Coming out of Covid and the lockdowns that Sydney went through, how’s it been? Are people back to being their normal selves? Or are they different from before Covid?
Since the second lockdown, since we’ve been open, we’ve been balls to the wall busy. But at the start, people were a little bit [cautious] where they come in with the masks and all that, which is fair. Even after it wasn’t mandatory. People still do it, which is great. But people were a bit scared. A lot of people would be like, Oh, I don’t really want to sit too close to another table. But now it’s all out the window, and people are like, fuck it, we don’t care.
So much communication is done with your face, right? Especially in hospitality. And when the bartender is all masked up, it’s hard to get a read on [them].
I tell a joke, like, a very sarcastic joke and I’d have my mask and I’d be smiling. They’re like, that chick’s a bitch. And I’m like Oh no! I’m smiling! I’ve got dead eyes, [but] I’m actually smiling. It was really difficult. And I think that [masks] intimidated a lot of people coming in and seeing at [us]] wearing masks — it was just a bit daunting.
What do you think people should expect when they come to Old Mate’s Place? How would you describe it to people?
Just a really good time. Yeah, I think that hopefully most people that come here leave being like, that was fucking sick, and can’t wait to come back.
What’s the go-to drink here?
It Takes Two To Mango. It’s been there since day one. And I don’t think we’re ever going to take it off.
[We can also recommend Sarah's drink, the Pandan Airways — it's a drink we love.]
What are the things for you about bartending that you think are important for people to understand, especially if you’re starting out in the industry?
Back yourself. If you think you can do it, you can do it. I was on the floor and I wanted to bartend, and I was like, I’m never going to be able to do this.
What was the barrier there?

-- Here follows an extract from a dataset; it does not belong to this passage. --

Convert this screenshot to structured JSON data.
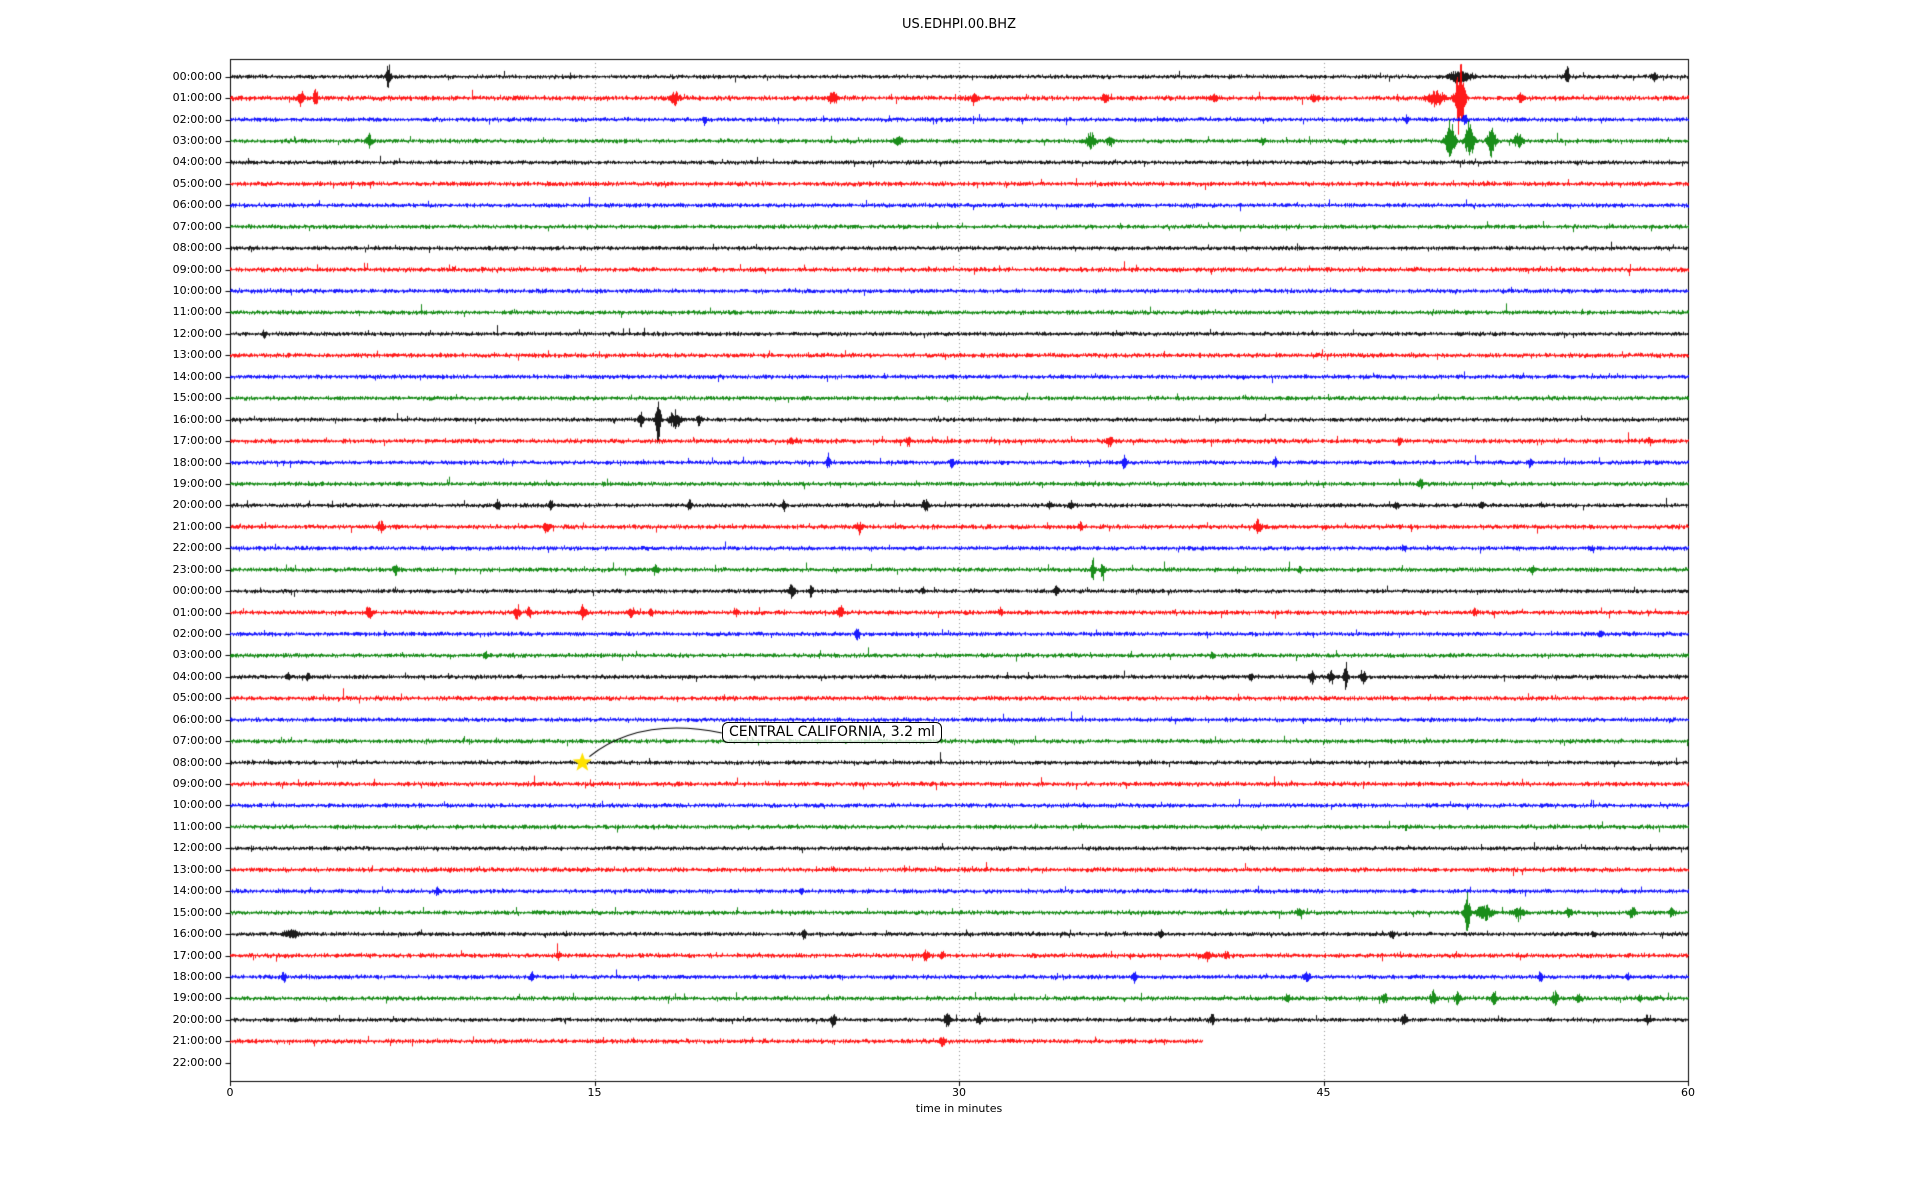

I just never thought I was good enough. I’d asked at many jobs if I could do it, and they were like, you’re on the floor and that’s it. Which is a bit shitty. But yeah, just believe in yourself — just believe in yourself — and push it. Just try. That’s it.
This story was made possible with the support of Cointreau. Cointreau is an aromatic feat and owes this impact to a complex blend of orange peel essences. Zesty, fresh, floral, sweet… With a spectrum of more than 40 olfactive notes, Cointreau is a captivating ode to orange on its own and an enhancer of other flavours when mixed.